If someone asked you to do something and it is something that you have the power to say no to, the first thing to ask is if that person needs an answer immediately.
If they do, then say no if that is an option. Tell them if they don’t need an answer immediately, you will get back with them in a day or two with an answer. That answer might still be no, but it’s a definite no if they need an answer immediately.
This gives a person wiggle room, or the reserve, to make the best decision for themselves and their families. Learn to say no to picking up extra shifts, baking cookies for the bake sale at school, helping your cousin Benny move on your day off, and just about anything that you have the option to say decline. Learn to ask for help if you need to, and offer help if someone needs you to on the nursing unit.
A new nurse should take every opportunity to learn because knowledge is power. Think about a time when you didn’t know how to do something and how stressful it was.
Any parent who waited until the kids went to bed on Christmas Eve to assemble a toy with too many pieces knows this too well. Learn the basic skills that you need to learn.
Don’t wait until you need to use them fast, and don’t try to learn them while you’re already stressed and missing a break.
Build reserve or wiggle room into your day. Take the time to organize your day. Arrive at work at least 10 minutes early. The previous shift will be grateful, and that is a great way to start your day.
Don’t be a hero. Take bathroom breaks. Do not miss a break unless absolutely critical.
Learn to be your best advocate and then advocate for yourself. Know your value and provide value to your patients and your employer. It feels good.
Be pleasant and direct. Ask for clarification if needed. Do not assume what others think. Simply learn to ask for clarification. Having clarity of thought, purpose and action will save you much time and trouble.
Learn to take care of yourself! You are and always will be your most important patient!
Nursing burnout is common in nursing and causes both nurse and patient dissatisfaction.

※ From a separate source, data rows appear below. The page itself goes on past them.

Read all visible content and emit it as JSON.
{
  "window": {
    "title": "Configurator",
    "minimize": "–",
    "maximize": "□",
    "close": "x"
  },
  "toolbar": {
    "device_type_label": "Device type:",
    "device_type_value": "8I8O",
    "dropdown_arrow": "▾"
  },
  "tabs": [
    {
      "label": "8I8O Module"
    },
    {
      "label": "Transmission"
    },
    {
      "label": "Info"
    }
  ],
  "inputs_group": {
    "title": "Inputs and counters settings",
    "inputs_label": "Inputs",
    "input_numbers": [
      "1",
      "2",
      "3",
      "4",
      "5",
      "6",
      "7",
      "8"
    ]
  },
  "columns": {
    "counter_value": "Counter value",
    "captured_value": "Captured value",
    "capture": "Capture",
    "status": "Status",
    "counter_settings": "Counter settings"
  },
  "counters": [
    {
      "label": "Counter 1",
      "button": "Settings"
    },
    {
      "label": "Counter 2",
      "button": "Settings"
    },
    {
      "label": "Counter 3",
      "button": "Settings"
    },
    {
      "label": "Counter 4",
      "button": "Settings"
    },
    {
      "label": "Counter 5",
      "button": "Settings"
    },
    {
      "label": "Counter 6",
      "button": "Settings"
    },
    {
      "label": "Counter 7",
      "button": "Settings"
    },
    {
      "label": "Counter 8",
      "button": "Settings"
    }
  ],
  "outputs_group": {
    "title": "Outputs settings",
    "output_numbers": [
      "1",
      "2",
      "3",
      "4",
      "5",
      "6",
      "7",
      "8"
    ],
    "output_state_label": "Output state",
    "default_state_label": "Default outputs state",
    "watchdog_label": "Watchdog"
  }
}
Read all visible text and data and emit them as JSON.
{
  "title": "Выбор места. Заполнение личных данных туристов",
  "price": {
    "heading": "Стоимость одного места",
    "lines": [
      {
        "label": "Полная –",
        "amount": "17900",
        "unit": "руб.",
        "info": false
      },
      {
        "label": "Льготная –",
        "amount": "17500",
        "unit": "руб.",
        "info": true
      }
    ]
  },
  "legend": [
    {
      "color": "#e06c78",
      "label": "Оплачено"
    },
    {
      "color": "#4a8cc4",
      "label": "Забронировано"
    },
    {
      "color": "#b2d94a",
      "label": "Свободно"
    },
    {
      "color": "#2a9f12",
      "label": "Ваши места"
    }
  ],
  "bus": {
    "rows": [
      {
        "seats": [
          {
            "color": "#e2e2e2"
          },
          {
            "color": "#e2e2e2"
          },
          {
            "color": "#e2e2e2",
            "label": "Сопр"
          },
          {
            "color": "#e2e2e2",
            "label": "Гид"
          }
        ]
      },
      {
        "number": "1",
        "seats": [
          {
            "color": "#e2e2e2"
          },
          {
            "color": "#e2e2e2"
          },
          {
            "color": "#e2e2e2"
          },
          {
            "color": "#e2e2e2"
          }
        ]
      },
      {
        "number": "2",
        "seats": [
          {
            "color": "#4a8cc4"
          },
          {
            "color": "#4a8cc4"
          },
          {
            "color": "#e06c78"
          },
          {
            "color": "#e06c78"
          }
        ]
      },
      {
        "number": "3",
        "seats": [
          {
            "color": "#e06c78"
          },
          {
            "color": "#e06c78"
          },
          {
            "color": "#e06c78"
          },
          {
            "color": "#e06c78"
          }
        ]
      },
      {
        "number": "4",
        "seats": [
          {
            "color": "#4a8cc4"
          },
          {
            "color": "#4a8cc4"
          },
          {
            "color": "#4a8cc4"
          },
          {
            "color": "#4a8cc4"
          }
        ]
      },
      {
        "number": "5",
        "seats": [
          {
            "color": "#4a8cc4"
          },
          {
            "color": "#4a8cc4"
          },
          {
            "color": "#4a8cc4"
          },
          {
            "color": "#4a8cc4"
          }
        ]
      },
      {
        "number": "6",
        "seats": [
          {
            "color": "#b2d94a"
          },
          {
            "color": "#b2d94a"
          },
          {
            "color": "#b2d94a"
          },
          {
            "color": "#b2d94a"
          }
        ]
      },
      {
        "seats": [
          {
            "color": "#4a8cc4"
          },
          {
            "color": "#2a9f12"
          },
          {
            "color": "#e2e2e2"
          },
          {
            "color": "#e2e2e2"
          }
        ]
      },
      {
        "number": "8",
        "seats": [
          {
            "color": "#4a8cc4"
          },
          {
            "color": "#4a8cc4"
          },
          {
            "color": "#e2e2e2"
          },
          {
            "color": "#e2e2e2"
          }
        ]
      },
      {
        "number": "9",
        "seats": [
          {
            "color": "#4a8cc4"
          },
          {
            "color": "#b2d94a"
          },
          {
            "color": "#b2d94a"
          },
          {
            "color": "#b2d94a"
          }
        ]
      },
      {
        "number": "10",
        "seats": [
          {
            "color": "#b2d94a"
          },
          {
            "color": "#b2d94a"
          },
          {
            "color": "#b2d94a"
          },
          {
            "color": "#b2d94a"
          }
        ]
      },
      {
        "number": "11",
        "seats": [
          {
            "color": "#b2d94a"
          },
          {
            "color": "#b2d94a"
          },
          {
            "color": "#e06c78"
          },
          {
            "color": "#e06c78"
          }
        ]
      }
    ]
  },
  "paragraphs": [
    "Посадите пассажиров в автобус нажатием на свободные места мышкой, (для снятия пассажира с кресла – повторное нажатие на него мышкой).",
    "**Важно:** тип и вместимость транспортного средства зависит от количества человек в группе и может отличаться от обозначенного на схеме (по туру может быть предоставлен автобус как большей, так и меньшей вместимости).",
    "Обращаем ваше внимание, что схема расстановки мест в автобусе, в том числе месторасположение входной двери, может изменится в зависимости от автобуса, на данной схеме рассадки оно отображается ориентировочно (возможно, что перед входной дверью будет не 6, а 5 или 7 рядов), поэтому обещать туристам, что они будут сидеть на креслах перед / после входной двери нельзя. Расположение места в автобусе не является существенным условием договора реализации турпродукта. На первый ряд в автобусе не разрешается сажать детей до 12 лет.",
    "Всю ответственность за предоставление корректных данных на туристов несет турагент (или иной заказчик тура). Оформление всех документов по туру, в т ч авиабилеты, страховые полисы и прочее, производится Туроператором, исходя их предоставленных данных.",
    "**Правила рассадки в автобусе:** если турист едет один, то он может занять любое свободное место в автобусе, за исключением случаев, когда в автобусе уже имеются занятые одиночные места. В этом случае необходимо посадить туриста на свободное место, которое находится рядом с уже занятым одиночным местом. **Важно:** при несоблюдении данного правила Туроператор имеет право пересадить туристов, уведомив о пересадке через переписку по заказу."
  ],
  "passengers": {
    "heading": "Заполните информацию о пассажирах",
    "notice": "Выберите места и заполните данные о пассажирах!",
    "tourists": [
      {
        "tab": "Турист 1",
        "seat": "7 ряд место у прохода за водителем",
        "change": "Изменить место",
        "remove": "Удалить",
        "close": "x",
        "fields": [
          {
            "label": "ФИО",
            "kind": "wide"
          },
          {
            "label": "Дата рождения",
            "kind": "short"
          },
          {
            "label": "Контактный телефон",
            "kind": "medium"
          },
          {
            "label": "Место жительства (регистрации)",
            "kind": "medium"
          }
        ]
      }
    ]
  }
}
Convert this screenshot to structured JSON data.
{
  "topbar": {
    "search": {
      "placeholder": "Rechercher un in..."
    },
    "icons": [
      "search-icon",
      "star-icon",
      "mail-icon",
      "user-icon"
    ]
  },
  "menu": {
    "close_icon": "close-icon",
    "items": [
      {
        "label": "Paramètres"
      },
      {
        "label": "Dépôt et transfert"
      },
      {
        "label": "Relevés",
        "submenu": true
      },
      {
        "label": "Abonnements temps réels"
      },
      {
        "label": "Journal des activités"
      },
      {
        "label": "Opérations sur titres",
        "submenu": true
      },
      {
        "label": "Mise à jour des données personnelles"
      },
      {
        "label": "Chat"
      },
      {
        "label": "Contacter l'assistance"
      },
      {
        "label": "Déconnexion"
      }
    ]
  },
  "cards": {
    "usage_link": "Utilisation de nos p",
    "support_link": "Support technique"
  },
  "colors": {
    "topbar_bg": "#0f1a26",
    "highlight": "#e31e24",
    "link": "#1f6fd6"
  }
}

Many times it cannot be prevented altogether because healthcare if becoming more complicated.
The patients that we see are sicker and we discharge more quickly, which leaves little wiggle room for exemplary care.
However, there are steps that a new nurse can take which involve advocacy for both self and patient and excellent self-care.
A new nurse needs to heed the words of every flight attendant who tells us patiently again and again.
“Put the oxygen mask on yourself first! If you cannot breathe, you cannot help anyone else!”